§ USDA Animal Welfare Regulations § Detailed regulations defining the responsibilities of research facilities,

§ USDA Animal Welfare Regulations § Detailed regulations defining the responsibilities of research facilities, the duties of IACUCs and specific standards for animal care including: a. Before scientists can use any animals, they must assure that any animal pain and distress is minimized, have considered alternatives to using animals, and that activities do not unnecessarily duplicate previous experiments b. Animal welfare standards for specific species include requirements for handling, housing, cage size, feeding, watering, sanitation, ventilation, temperature, humidity and veterinary care c. Must have plans for exercise of dogs d. Must have plans addressing the psychological well-being of nonhuman primates

§ Health Research Extension Act § 1985 federal law that applies to all facilities

§ Health Research Extension Act § 1985 federal law that applies to all facilities that receive funding to conduct research from the federal government § Different from Animal Welfare Act § Based on Public Health Service policies that includes the NIH, FDA, CDC § PHS grants or contracts can be suspended or revoked for noncompliance with this law

§ Voluntary Professional Standards § Since 1965, scientific community has sponsored an independent, peer

§ Voluntary Professional Standards § Since 1965, scientific community has sponsored an independent, peer review accreditation program § American Association for Accreditation of Laboratory Animal Care (AAALAC) § Promotes highest standards of animal care § Periodic inspection of research facilities that exceeds existing laws and regulations § 670 research facilities have been approved

RESPONSIBILITIES OF AN ANIMAL CARE AND USE COMMITTEE § 1985 amendment to AWA requires

RESPONSIBILITIES OF AN ANIMAL CARE AND USE COMMITTEE § 1985 amendment to AWA requires establishment of an Institutional Animal Care and Use Committee (IACUC) § Committee oversees an organization’s animal care and use program and reviews each proposed use of animals to assure compliance with federal law and regulations § Must include a veterinarian and one person not associated with the organization

Responsibilities include: • Inspect, at least once every 6 months, all animal facilities and
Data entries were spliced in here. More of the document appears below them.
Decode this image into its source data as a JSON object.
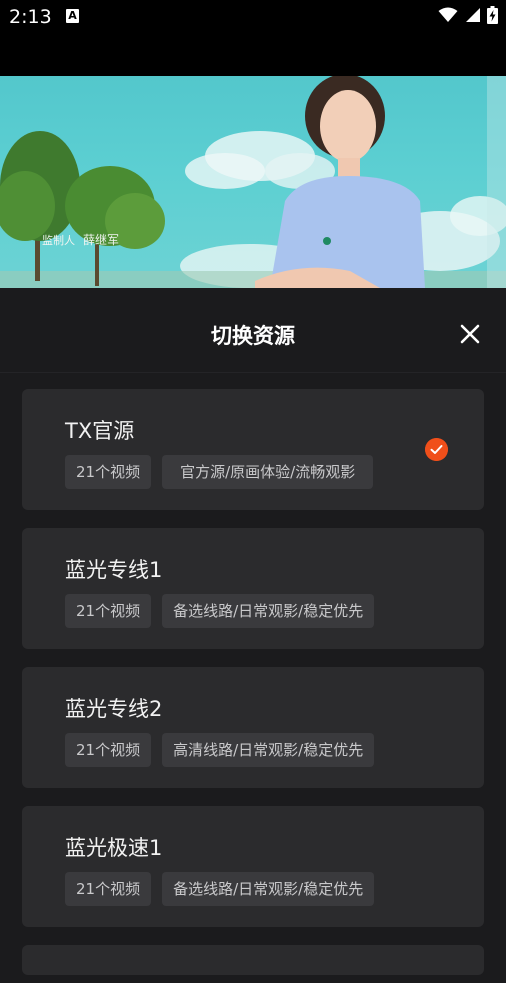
{
  "status": {
    "time": "2:13",
    "notification_icon": "A"
  },
  "video": {
    "caption_role": "监制人",
    "caption_name": "薛继军"
  },
  "sheet": {
    "title": "切换资源",
    "sources": [
      {
        "name": "TX官源",
        "count": "21个视频",
        "desc": "官方源/原画体验/流畅观影",
        "selected": true
      },
      {
        "name": "蓝光专线1",
        "count": "21个视频",
        "desc": "备选线路/日常观影/稳定优先",
        "selected": false
      },
      {
        "name": "蓝光专线2",
        "count": "21个视频",
        "desc": "高清线路/日常观影/稳定优先",
        "selected": false
      },
      {
        "name": "蓝光极速1",
        "count": "21个视频",
        "desc": "备选线路/日常观影/稳定优先",
        "selected": false
      }
    ]
  },
  "colors": {
    "accent": "#f04f1a",
    "card": "#2b2b2d",
    "tag": "#3a3a3d",
    "background": "#1b1b1d"
  }
}
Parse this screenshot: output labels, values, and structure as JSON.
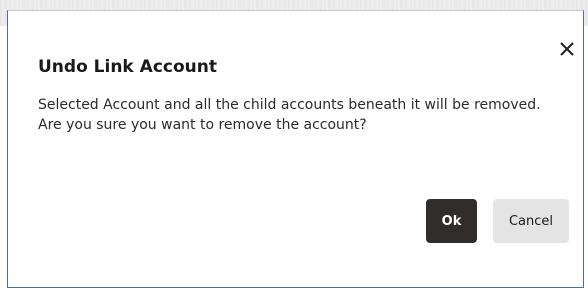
{
  "dialog": {
    "title": "Undo Link Account",
    "message_line1": "Selected Account and all the child accounts beneath it will be removed.",
    "message_line2": "Are you sure you want to remove the account?",
    "ok_label": "Ok",
    "cancel_label": "Cancel",
    "close_icon": "close-icon"
  },
  "colors": {
    "ok_button_bg": "#312d2a",
    "cancel_button_bg": "#e4e4e4",
    "dialog_border": "#4a6fa8"
  }
}
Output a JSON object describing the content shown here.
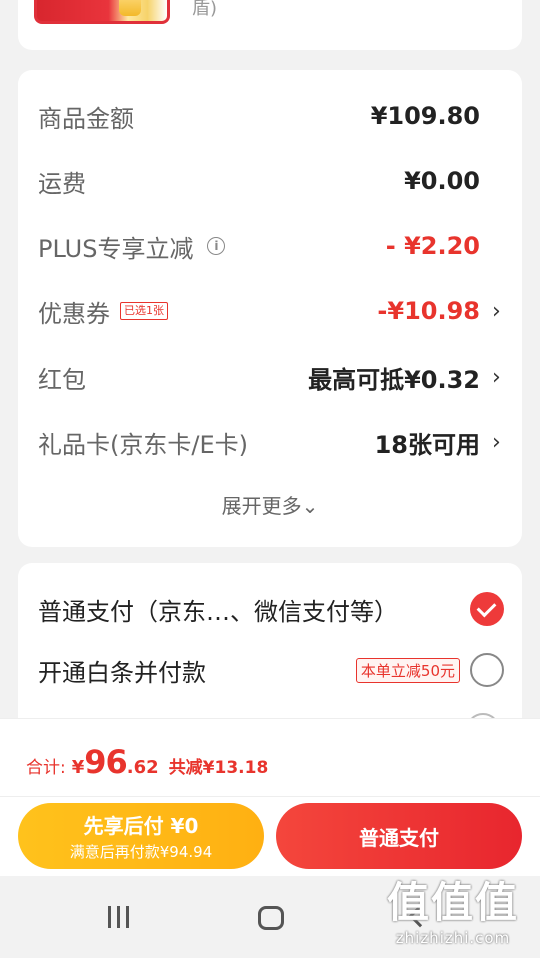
{
  "product_strip": {
    "tail_text": "盾)"
  },
  "summary": {
    "rows": [
      {
        "label": "商品金额",
        "value": "¥109.80"
      },
      {
        "label": "运费",
        "value": "¥0.00"
      },
      {
        "label": "PLUS专享立减",
        "value": "- ¥2.20"
      },
      {
        "label": "优惠券",
        "tag": "已选1张",
        "value": "-¥10.98"
      },
      {
        "label": "红包",
        "value": "最高可抵¥0.32"
      },
      {
        "label": "礼品卡(京东卡/E卡)",
        "value": "18张可用"
      }
    ],
    "expand_label": "展开更多",
    "expand_icon": "⌄"
  },
  "payment": {
    "options": [
      {
        "label": "普通支付（京东…、微信支付等）",
        "selected": true
      },
      {
        "label": "开通白条并付款",
        "promo": "本单立减50元",
        "selected": false
      }
    ]
  },
  "footer": {
    "total_label": "合计:",
    "total_yen": "¥",
    "total_int": "96",
    "total_dec": ".62",
    "total_saved": "共减¥13.18",
    "pay_later_title": "先享后付 ¥0",
    "pay_later_sub": "满意后再付款¥94.94",
    "pay_button": "普通支付"
  },
  "watermark": {
    "main": "值值值",
    "url": "zhizhizhi.com"
  },
  "colors": {
    "accent_red": "#e8342d",
    "pay_later_yellow": "#ffb012",
    "background": "#f2f2f2"
  }
}
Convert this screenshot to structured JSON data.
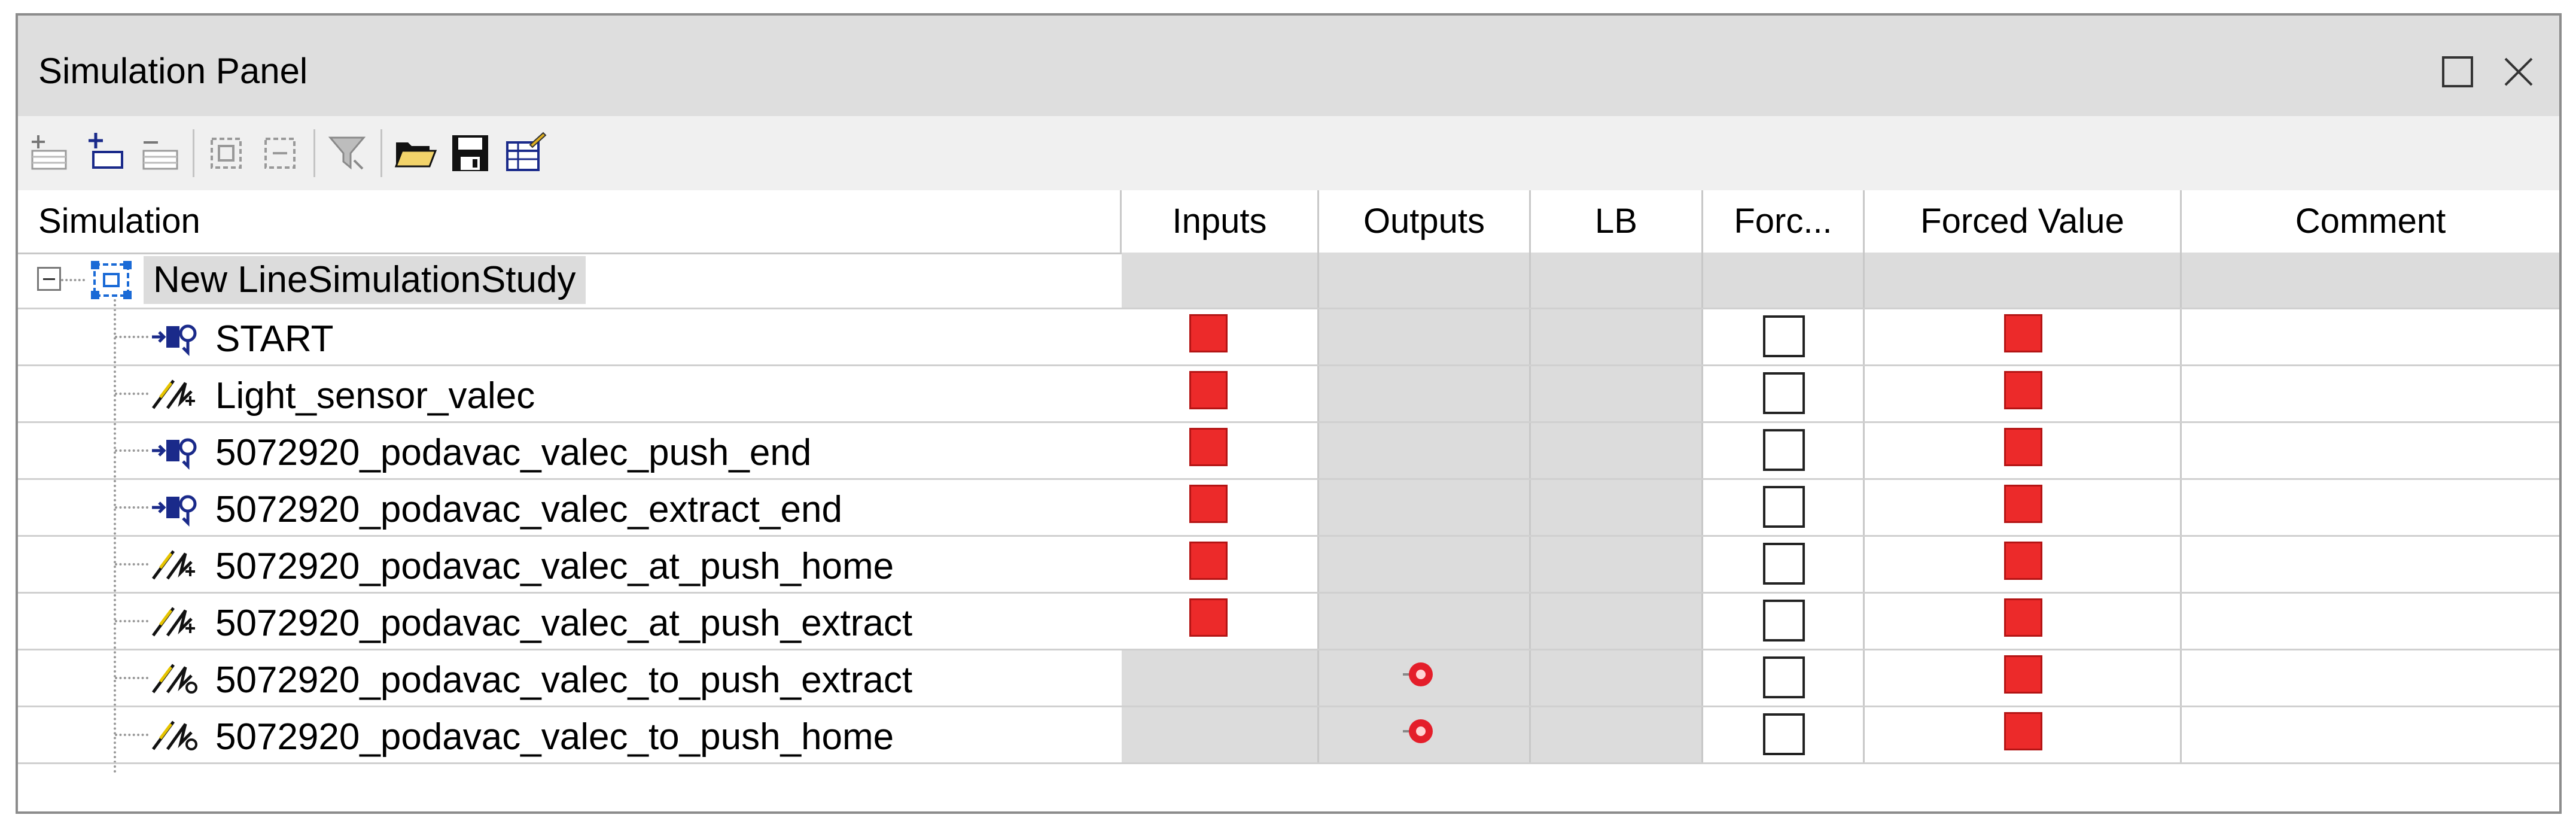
{
  "window": {
    "title": "Simulation Panel",
    "maximize_icon": "maximize-icon",
    "close_icon": "close-icon"
  },
  "toolbar": {
    "buttons": [
      {
        "name": "add-signal-icon"
      },
      {
        "name": "add-device-icon"
      },
      {
        "name": "remove-signal-icon"
      },
      {
        "name": "group-icon"
      },
      {
        "name": "ungroup-icon"
      },
      {
        "name": "filter-icon"
      },
      {
        "name": "open-folder-icon"
      },
      {
        "name": "save-icon"
      },
      {
        "name": "edit-table-icon"
      }
    ]
  },
  "columns": [
    "Simulation",
    "Inputs",
    "Outputs",
    "LB",
    "Forc...",
    "Forced Value",
    "Comment"
  ],
  "root": {
    "label": "New LineSimulationStudy",
    "icon": "study-icon",
    "expanded": true
  },
  "rows": [
    {
      "label": "START",
      "icon": "input-device-icon",
      "type": "input",
      "forced": false
    },
    {
      "label": "Light_sensor_valec",
      "icon": "sensor-signal-icon",
      "type": "input",
      "forced": false
    },
    {
      "label": "5072920_podavac_valec_push_end",
      "icon": "input-device-icon",
      "type": "input",
      "forced": false
    },
    {
      "label": "5072920_podavac_valec_extract_end",
      "icon": "input-device-icon",
      "type": "input",
      "forced": false
    },
    {
      "label": "5072920_podavac_valec_at_push_home",
      "icon": "sensor-signal-icon",
      "type": "input",
      "forced": false
    },
    {
      "label": "5072920_podavac_valec_at_push_extract",
      "icon": "sensor-signal-icon",
      "type": "input",
      "forced": false
    },
    {
      "label": "5072920_podavac_valec_to_push_extract",
      "icon": "output-signal-icon",
      "type": "output",
      "forced": false
    },
    {
      "label": "5072920_podavac_valec_to_push_home",
      "icon": "output-signal-icon",
      "type": "output",
      "forced": false
    }
  ],
  "colors": {
    "signal_off": "#ec2a2a",
    "cell_grey": "#dcdcdc",
    "titlebar": "#dedede"
  }
}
Responsibilities include: • Inspect, at least once every 6 months, all animal facilities and review the condition of the animals to ensure compliance • Prepare reports of IACUC evaluations and submit them to the appropriate individual in its organization • Review and investigate legitimate concerns received from the public or employees involving the care and use of animals • Review and approve proposed activities involving animals – can withhold approval if projects do not meet federal criteria • Suspend a research activity involving animals if necessary, take steps to correct the problem and report to the USDA

CRITERIA FOR IACUC APPROVAL OF RESEARCH In order for the IACUC to approve a

CRITERIA FOR IACUC APPROVAL OF RESEARCH In order for the IACUC to approve a research project involving animals, Committee members must be satisfied that the following federally established criteria have been or will be met: a. b. c. d. The research must be planned and performed in accordance with federal regulations and policies Pain or distress to research animals must be minimized. If pain or distress is involved, appropriate analgesics or anesthetics must be used Alternatives to procedures that will cause more than momentary or sight pain or distress must be considered Assurance that the research does not unnecessarily duplicate previous efforts must be provided

e. Individuals involved in activities using animals must be properly qualified and trained f.

e. Individuals involved in activities using animals must be properly qualified and trained f. Living conditions must be appropriate for the species of animals used and contribute to the health and comfort of the animals g. If surgery is to be performed, it must meet requirements for sterile surgery and for pre- and post-operative care h. If the animal must be killed, the method of euthanasia must be consistent with USDA regulations